**** Data listing

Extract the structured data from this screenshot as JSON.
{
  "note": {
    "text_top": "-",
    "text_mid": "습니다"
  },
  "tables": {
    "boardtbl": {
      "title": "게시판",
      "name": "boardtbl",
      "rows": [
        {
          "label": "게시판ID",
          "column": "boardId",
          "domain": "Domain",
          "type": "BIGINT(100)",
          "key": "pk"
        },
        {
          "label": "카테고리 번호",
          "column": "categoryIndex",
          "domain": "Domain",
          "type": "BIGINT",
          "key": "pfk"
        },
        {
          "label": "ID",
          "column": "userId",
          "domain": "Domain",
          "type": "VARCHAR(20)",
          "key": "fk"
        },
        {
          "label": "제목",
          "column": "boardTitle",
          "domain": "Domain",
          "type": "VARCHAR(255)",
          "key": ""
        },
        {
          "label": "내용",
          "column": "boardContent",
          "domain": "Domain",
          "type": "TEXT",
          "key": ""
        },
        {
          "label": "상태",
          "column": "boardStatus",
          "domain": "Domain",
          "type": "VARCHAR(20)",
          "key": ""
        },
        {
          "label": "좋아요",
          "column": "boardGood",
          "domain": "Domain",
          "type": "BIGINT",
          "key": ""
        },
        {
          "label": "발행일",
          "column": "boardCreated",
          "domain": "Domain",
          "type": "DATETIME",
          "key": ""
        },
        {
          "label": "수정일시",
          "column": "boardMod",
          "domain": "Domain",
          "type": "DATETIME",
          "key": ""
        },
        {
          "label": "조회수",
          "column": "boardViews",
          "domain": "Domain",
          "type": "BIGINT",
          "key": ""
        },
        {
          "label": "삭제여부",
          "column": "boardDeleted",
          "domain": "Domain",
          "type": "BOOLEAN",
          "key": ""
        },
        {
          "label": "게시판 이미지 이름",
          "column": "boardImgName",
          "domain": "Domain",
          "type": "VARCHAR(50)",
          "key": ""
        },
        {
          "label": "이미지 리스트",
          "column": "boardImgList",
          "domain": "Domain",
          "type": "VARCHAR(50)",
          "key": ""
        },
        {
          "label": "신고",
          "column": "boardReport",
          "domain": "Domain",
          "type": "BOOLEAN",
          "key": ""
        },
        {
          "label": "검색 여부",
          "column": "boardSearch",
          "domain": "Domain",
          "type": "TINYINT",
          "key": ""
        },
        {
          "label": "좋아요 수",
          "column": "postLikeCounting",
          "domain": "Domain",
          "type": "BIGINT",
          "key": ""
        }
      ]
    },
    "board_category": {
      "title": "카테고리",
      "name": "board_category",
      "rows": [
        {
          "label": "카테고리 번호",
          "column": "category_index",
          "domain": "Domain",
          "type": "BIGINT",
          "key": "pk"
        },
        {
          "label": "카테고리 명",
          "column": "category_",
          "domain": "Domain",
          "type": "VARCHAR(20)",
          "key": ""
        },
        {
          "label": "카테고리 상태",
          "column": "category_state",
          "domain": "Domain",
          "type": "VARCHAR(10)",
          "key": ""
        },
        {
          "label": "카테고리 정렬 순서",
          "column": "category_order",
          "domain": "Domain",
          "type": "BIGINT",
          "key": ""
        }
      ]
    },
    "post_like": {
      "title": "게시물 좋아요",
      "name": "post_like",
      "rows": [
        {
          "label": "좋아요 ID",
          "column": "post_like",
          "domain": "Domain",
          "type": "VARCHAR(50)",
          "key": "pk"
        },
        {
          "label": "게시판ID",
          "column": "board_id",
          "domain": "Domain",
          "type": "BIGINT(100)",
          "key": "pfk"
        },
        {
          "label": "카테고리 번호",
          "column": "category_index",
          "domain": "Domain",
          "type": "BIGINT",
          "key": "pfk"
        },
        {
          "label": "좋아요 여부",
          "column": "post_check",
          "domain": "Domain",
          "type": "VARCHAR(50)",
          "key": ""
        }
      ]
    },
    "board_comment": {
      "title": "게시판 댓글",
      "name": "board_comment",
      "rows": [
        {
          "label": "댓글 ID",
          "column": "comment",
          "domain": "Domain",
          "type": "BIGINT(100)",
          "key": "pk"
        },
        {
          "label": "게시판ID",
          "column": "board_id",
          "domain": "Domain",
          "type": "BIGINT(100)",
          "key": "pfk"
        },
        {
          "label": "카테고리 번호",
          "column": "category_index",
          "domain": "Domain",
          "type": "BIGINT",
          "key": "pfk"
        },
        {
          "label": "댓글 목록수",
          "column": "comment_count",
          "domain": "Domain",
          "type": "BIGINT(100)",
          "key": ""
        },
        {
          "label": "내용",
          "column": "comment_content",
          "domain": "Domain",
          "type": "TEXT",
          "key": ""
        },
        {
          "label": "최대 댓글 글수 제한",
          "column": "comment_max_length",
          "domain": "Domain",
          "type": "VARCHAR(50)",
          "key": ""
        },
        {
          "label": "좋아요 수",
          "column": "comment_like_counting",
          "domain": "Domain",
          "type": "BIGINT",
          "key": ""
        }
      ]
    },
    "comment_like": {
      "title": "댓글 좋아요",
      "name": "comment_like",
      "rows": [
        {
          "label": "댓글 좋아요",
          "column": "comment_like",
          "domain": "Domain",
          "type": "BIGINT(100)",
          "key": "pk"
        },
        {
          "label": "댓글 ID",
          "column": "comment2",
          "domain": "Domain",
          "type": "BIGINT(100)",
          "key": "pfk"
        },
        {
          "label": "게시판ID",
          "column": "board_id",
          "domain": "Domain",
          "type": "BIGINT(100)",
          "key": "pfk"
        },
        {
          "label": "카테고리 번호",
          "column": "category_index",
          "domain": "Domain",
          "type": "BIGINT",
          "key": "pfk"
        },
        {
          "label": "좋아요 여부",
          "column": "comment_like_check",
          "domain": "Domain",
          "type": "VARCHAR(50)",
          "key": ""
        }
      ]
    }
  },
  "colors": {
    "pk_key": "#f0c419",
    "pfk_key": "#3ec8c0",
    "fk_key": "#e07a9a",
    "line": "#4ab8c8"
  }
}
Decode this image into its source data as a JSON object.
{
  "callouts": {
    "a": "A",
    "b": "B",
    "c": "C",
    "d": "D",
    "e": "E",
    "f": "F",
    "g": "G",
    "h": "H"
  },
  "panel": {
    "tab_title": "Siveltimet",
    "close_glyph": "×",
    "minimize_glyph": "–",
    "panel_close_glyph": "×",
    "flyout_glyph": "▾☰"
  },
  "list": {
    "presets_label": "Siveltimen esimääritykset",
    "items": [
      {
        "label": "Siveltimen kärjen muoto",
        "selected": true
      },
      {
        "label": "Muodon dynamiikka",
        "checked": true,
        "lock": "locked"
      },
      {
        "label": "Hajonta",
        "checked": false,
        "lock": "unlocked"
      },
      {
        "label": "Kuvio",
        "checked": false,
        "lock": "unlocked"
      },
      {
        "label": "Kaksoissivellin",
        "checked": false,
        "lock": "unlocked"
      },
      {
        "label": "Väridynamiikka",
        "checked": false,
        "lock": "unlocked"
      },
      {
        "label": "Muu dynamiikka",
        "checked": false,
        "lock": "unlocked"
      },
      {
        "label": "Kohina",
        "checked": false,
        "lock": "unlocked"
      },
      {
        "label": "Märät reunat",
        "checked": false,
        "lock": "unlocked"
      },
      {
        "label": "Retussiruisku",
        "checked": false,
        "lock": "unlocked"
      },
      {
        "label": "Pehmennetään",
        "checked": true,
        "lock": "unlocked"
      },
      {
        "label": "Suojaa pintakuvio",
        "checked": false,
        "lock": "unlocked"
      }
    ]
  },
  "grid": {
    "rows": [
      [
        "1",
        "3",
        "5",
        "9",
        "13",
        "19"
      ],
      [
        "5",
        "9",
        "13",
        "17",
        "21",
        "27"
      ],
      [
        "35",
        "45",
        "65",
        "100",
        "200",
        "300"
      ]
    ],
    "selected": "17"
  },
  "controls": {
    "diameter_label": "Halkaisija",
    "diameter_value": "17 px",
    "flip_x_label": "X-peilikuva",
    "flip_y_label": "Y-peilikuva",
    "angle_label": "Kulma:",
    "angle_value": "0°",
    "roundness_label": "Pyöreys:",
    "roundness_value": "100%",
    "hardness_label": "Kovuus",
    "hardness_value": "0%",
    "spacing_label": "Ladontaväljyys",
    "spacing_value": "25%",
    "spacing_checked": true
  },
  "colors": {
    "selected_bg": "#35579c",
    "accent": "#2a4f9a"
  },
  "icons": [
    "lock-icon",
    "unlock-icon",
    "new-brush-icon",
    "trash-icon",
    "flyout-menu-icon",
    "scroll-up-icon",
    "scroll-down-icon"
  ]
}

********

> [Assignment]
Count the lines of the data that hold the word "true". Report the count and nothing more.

> [Answer]
4